In a recent newspaper column, we said the “[t]he oil extraction tax cut, ramrodded through the 2015 Legislature” by the Republican majority “in a matter of days during the close of the session, now is costing the state an estimated $11 million per month.” Since then, a Forum Communications blogger has alleged this was not a “true statement[,]” going so far as to call it “wildly inaccurate.”

Except it’s not inaccurate. It’s a fact.

Had the Republican majority eliminated the troublesome “trigger” incentive—as every member of the North Dakota Senate voted to do on a bipartisan basis in 2013 and again in 2015—and simply left the 6.5 percent extraction tax rate alone, the state would indeed be collecting “an estimated $11 million” more “per month]” according to data from the nonpartisan Legislative Council.

Schneider is acknowledging that eliminating the oil tax trigger was a good idea, but he’s arguing that in an alternate version of reality where the Legislature kept the top oil taxes at 11.5 percent the state would be taking in an additional $11 million per month.

This is the sort of presumptuous, mealy-mouthed, bait-and-switch nonsense that causes voters to hate politicians.

By Schneider’s logic, Republicans are also costing the state money by failing to raise income taxes or something.

Schneider is trying to create the impression with voters that Republican-backed reforms to the state’s oil taxes has contributed to the state’s current budget shortfall. But that’s simply not true. Per the Tax Commissioner’s office, oil companies are currently paying an effective tax of 9.8 percent. Had the Legislature not acted, they would have been paying a 6.1 percent rate.

That differential in rates has, again, contributed to a $183 million tax hike on oil companies so far in 2016.

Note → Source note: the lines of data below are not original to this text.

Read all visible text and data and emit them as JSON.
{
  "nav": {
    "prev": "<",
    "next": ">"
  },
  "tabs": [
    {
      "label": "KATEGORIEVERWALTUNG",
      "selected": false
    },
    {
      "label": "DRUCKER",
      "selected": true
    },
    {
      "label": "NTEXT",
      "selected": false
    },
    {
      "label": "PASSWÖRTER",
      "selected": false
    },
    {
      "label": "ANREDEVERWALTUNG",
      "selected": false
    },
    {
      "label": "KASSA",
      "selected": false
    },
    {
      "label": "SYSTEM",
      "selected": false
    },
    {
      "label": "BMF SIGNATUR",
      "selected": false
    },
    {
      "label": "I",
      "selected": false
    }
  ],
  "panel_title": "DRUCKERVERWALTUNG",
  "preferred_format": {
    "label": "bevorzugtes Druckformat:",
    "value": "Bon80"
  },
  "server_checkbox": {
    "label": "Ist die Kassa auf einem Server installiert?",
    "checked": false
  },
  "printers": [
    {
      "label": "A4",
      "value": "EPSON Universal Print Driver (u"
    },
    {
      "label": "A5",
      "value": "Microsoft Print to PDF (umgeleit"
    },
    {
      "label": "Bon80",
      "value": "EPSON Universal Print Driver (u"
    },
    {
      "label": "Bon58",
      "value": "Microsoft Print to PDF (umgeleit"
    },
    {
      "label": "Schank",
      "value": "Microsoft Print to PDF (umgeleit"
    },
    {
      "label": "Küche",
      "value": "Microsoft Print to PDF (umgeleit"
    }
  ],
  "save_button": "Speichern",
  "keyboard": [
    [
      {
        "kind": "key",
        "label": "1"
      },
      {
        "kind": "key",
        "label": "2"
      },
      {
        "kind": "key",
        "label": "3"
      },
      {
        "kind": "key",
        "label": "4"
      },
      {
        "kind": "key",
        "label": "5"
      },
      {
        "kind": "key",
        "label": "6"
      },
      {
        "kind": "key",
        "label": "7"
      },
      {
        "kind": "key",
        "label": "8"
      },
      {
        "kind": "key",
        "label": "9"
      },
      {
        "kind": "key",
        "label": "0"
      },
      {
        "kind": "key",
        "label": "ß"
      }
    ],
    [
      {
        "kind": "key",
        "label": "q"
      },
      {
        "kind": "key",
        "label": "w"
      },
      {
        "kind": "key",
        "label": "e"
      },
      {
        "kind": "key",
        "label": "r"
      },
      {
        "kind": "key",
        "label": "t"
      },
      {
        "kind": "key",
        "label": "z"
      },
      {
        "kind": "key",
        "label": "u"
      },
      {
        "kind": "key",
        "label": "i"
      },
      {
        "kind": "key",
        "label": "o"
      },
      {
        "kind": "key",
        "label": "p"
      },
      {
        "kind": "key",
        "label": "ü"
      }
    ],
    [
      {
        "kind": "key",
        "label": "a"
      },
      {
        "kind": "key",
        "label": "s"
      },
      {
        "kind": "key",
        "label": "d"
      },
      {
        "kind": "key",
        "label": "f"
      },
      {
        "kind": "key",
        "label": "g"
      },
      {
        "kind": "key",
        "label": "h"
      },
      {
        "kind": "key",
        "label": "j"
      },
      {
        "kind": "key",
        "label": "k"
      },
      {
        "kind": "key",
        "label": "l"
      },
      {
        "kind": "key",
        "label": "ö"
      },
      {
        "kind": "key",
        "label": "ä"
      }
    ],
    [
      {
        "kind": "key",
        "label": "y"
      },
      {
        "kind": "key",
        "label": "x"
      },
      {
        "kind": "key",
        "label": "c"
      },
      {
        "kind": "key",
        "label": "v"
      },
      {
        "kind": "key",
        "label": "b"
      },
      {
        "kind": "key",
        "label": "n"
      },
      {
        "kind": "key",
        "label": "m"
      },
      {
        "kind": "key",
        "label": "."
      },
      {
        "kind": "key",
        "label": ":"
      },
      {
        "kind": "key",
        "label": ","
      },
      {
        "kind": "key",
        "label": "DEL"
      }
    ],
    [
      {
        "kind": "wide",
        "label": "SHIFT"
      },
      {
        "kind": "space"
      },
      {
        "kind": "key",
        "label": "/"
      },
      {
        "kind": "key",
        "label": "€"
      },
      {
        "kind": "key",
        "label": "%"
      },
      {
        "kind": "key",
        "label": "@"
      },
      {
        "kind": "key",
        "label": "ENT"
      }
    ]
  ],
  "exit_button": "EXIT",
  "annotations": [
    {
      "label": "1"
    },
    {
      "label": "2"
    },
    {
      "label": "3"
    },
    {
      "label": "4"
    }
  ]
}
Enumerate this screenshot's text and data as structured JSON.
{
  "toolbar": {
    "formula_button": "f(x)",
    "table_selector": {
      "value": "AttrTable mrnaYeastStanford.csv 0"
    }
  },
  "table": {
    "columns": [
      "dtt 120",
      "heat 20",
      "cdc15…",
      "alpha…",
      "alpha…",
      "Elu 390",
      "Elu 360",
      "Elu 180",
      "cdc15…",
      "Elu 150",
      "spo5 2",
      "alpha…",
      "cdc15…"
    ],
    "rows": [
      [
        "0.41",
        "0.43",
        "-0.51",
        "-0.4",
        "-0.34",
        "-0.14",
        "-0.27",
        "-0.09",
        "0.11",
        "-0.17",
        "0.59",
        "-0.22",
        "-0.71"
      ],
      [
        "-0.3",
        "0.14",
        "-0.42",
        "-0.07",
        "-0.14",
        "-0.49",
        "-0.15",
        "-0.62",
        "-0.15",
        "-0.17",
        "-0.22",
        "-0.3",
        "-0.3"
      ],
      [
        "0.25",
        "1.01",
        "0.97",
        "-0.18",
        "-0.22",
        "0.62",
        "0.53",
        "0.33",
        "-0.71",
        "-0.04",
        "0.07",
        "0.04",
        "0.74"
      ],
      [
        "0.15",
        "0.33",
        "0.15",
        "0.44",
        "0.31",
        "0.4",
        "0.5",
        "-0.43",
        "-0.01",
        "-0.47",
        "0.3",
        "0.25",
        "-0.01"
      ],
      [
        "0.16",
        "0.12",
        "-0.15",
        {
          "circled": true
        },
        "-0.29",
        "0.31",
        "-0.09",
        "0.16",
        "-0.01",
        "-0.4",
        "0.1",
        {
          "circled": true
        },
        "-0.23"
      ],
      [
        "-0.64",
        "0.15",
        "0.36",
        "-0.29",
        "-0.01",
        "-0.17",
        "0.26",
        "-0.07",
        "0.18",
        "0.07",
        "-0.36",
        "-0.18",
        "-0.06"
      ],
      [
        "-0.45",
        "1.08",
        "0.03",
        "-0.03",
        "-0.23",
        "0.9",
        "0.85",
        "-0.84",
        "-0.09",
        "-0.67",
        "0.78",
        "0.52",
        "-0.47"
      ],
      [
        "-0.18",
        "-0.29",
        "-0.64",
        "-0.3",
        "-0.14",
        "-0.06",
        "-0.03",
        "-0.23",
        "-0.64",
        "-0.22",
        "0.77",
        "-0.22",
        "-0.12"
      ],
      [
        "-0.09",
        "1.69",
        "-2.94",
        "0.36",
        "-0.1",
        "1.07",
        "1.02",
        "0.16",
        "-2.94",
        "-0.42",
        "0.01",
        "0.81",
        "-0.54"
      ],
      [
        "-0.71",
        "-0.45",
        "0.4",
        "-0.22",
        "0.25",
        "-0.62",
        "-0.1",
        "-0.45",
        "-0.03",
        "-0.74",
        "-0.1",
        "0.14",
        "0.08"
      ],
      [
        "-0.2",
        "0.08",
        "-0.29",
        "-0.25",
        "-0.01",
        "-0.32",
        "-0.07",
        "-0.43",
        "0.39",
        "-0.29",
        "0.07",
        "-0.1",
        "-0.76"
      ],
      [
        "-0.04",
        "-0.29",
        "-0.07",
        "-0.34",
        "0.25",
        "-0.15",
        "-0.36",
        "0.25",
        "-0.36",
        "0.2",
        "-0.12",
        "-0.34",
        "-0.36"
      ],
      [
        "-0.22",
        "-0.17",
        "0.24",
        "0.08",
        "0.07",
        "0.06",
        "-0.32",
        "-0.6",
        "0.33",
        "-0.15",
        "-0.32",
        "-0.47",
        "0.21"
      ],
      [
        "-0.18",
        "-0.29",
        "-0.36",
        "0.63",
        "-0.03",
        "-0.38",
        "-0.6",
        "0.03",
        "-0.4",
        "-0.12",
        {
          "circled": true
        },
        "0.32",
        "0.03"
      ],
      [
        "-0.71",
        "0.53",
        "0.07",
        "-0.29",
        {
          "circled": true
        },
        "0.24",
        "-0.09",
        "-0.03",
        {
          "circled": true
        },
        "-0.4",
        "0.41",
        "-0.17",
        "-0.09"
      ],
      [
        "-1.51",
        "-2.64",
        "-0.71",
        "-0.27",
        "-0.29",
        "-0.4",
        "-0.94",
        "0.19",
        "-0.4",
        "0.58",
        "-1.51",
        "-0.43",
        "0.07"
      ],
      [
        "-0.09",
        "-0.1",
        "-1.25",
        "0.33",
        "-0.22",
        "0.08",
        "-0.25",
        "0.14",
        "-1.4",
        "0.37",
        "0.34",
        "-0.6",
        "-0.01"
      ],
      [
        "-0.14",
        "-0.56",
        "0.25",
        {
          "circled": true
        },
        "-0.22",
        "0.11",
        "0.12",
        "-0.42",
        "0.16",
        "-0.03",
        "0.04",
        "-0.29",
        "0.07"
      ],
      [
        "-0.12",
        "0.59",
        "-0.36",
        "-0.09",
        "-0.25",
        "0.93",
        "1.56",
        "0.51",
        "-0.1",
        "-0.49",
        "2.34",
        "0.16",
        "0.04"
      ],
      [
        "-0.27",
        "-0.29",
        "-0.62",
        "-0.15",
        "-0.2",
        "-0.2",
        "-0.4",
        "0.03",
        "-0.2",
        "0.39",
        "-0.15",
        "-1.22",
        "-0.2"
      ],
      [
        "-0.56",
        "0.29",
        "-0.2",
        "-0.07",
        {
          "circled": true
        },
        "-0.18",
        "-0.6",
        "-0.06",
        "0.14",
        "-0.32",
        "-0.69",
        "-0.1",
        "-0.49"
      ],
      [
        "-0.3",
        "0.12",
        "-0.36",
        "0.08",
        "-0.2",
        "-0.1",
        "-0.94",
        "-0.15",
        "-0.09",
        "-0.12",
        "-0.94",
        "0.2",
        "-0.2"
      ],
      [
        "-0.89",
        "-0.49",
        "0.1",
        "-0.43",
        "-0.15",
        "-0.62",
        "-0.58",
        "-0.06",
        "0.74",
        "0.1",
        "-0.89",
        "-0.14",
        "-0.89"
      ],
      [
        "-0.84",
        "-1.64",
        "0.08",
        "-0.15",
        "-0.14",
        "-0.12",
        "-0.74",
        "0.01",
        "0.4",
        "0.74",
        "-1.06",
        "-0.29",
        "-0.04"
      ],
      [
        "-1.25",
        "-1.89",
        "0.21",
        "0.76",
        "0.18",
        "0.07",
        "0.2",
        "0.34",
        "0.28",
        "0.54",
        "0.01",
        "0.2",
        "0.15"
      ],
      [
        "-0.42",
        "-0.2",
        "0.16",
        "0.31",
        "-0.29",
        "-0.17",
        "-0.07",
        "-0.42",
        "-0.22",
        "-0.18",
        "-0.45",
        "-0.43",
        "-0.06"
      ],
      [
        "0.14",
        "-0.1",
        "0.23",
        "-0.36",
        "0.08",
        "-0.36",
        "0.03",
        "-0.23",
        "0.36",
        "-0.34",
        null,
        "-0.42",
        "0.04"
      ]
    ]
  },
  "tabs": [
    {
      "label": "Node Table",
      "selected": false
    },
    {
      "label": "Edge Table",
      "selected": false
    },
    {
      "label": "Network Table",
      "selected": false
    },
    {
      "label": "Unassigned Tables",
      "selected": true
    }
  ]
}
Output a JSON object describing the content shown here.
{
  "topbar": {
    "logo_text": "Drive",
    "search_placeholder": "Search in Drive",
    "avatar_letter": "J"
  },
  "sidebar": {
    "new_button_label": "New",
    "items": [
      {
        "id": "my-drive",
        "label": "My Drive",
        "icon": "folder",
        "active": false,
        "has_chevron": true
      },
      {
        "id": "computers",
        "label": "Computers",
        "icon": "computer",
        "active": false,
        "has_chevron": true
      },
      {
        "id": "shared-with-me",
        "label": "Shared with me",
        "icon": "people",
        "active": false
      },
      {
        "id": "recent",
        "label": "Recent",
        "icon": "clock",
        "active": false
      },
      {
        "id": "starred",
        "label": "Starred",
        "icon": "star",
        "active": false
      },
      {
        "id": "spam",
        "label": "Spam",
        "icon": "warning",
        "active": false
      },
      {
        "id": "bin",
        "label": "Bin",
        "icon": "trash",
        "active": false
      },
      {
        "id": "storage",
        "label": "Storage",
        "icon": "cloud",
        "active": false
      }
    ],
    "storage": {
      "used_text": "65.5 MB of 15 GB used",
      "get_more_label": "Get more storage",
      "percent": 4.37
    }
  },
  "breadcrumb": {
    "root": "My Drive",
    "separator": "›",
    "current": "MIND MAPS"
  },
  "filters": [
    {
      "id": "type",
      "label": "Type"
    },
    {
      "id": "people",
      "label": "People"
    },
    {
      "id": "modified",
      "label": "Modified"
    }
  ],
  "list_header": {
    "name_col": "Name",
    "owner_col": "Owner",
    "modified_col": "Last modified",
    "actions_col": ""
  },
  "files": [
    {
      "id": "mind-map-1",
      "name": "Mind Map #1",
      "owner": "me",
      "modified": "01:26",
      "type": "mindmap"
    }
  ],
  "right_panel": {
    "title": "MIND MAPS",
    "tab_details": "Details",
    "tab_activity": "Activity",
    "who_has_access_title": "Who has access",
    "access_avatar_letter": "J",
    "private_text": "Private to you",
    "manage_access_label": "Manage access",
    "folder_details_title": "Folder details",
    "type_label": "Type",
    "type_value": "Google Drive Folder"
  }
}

That Republicans also lowered the top rate oil companies will pay when prices are higher is irrelevant in terms of the current budget situation. The oil companies wouldn’t have been paying that top rate right now anyway under the oil tax structure. And when oil prices inevitably rise again the increase in drilling and commerce that accompanies it will far outweigh the few percentage points in reduction they got from the previous top rates.

What Republicans passed was good reform. They took away a massive tax exemption triggered by low oil prices and replaced it with a flatter, and slightly lower tax structure. This has resulted in more, not less, revenues so far in 2016.

Hidebound ideologues like Schneider hate that sort of give-and-take. Thank goodness Schneider and his fellow liberals sit on the sidelines of state policy making.

Schneider can say what he wants about this alternate universe he’s created for the purposes of his talking points, but out here in the real world that reform is looking pretty good.